*** Block opens ***

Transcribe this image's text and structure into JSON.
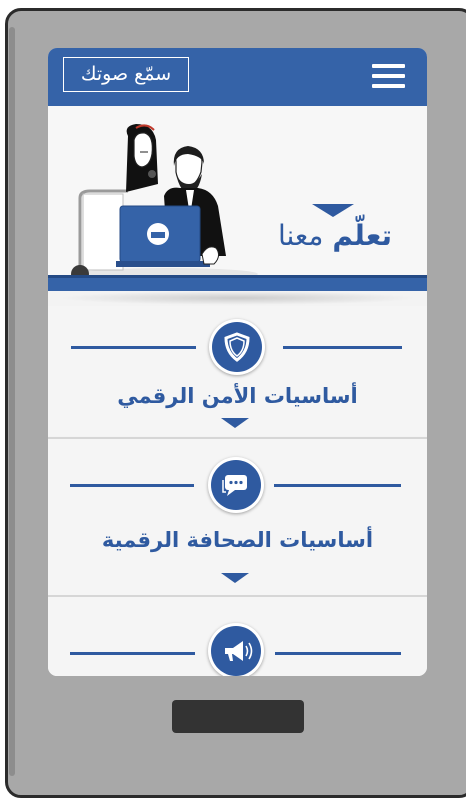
{
  "app": {
    "logo_text": "سمّع صوتك",
    "menu_icon": "hamburger-menu-icon"
  },
  "hero": {
    "title_strong": "تعلّم",
    "title_rest": " معنا",
    "illustration": "two-people-laptop-illustration"
  },
  "sections": [
    {
      "title": "أساسيات الأمن الرقمي",
      "icon": "shield-icon"
    },
    {
      "title": "أساسيات الصحافة الرقمية",
      "icon": "chat-bubble-icon"
    },
    {
      "title": "",
      "icon": "megaphone-icon"
    }
  ],
  "colors": {
    "brand": "#3563a8",
    "text_blue": "#2f5aa0",
    "phone_frame": "#a8a8a8"
  }
}
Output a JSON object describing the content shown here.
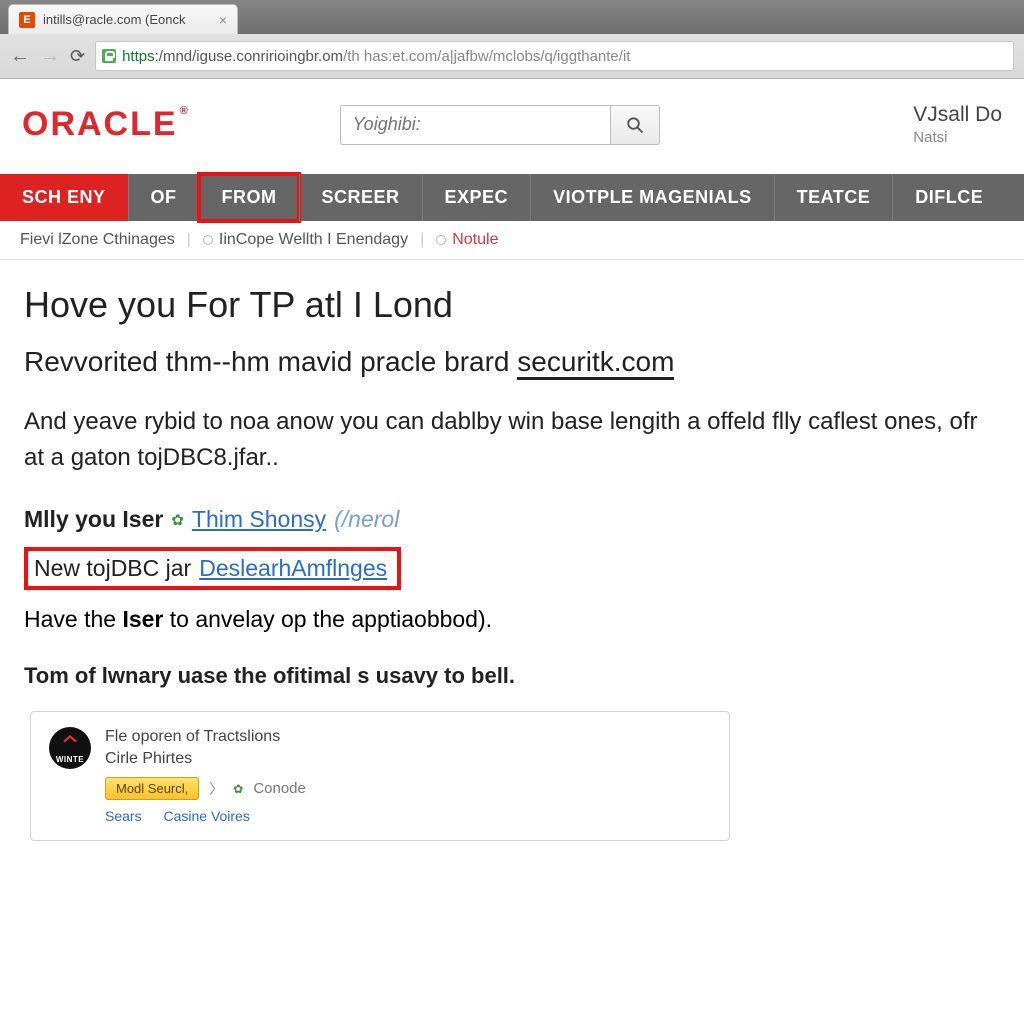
{
  "browser": {
    "tab_title": "intills@racle.com (Eonck",
    "tab_favicon_letter": "E",
    "url_scheme": "https",
    "url_host": ":/mnd/iguse.conririoingbr.om",
    "url_path": "/th has:et.com/a|jafbw/mclobs/q/iggthante/it"
  },
  "header": {
    "logo": "ORACLE",
    "logo_reg": "®",
    "search_placeholder": "Yoighibi:",
    "user_line1": "VJsall Do",
    "user_line2": "Natsi"
  },
  "nav": {
    "items": [
      "SCH ENY",
      "OF",
      "FROM",
      "SCREER",
      "EXPEC",
      "VIOTPLE MAGENIALS",
      "TEATCE",
      "DIFLCE"
    ]
  },
  "subbar": {
    "items": [
      {
        "label": "Fievi lZone Cthinages",
        "style": "plain"
      },
      {
        "label": "IinCope Wellth I Enendagy",
        "style": "pill"
      },
      {
        "label": "Notule",
        "style": "pill-red"
      }
    ]
  },
  "content": {
    "h1": "Hove you For TP atl I Lond",
    "subhead_pre": "Revvorited thm--hm mavid pracle brard ",
    "subhead_u": "securitk.com",
    "para": "And yeave rybid to noa anow you can dablby win base lengith a offeld flly caflest ones, ofr at a gaton tojDBC8.jfar..",
    "row1_bold": "Mlly you Iser",
    "row1_link1": "Thim Shonsy",
    "row1_link2": "(/nerol",
    "row_box_pre": "New tojDBC jar ",
    "row_box_link": "DeslearhAmflnges",
    "under_red_pre": "Have the ",
    "under_red_bold": "Iser",
    "under_red_post": " to anvelay op the apptiaobbod).",
    "bold_para": "Tom of lwnary uase the ofitimal s usavy to bell."
  },
  "card": {
    "avatar_label": "WINTE",
    "title": "Fle oporen of Tractslions",
    "subtitle": "Cirle Phirtes",
    "button": "Modl Seurcl,",
    "after_btn": "Conode",
    "links": [
      "Sears",
      "Casine Voires"
    ]
  }
}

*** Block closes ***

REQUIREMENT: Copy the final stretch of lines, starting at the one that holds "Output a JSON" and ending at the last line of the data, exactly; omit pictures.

EXPECTED OUTPUT:
Output a JSON object describing the content shown here.
{
  "browser": {
    "tab_title": "intills@racle.com (Eonck",
    "tab_favicon_letter": "E",
    "url_scheme": "https",
    "url_host": ":/mnd/iguse.conririoingbr.om",
    "url_path": "/th has:et.com/a|jafbw/mclobs/q/iggthante/it"
  },
  "header": {
    "logo": "ORACLE",
    "logo_reg": "®",
    "search_placeholder": "Yoighibi:",
    "user_line1": "VJsall Do",
    "user_line2": "Natsi"
  },
  "nav": {
    "items": [
      "SCH ENY",
      "OF",
      "FROM",
      "SCREER",
      "EXPEC",
      "VIOTPLE MAGENIALS",
      "TEATCE",
      "DIFLCE"
    ]
  },
  "subbar": {
    "items": [
      {
        "label": "Fievi lZone Cthinages",
        "style": "plain"
      },
      {
        "label": "IinCope Wellth I Enendagy",
        "style": "pill"
      },
      {
        "label": "Notule",
        "style": "pill-red"
      }
    ]
  },
  "content": {
    "h1": "Hove you For TP atl I Lond",
    "subhead_pre": "Revvorited thm--hm mavid pracle brard ",
    "subhead_u": "securitk.com",
    "para": "And yeave rybid to noa anow you can dablby win base lengith a offeld flly caflest ones, ofr at a gaton tojDBC8.jfar..",
    "row1_bold": "Mlly you Iser",
    "row1_link1": "Thim Shonsy",
    "row1_link2": "(/nerol",
    "row_box_pre": "New tojDBC jar ",
    "row_box_link": "DeslearhAmflnges",
    "under_red_pre": "Have the ",
    "under_red_bold": "Iser",
    "under_red_post": " to anvelay op the apptiaobbod).",
    "bold_para": "Tom of lwnary uase the ofitimal s usavy to bell."
  },
  "card": {
    "avatar_label": "WINTE",
    "title": "Fle oporen of Tractslions",
    "subtitle": "Cirle Phirtes",
    "button": "Modl Seurcl,",
    "after_btn": "Conode",
    "links": [
      "Sears",
      "Casine Voires"
    ]
  }
}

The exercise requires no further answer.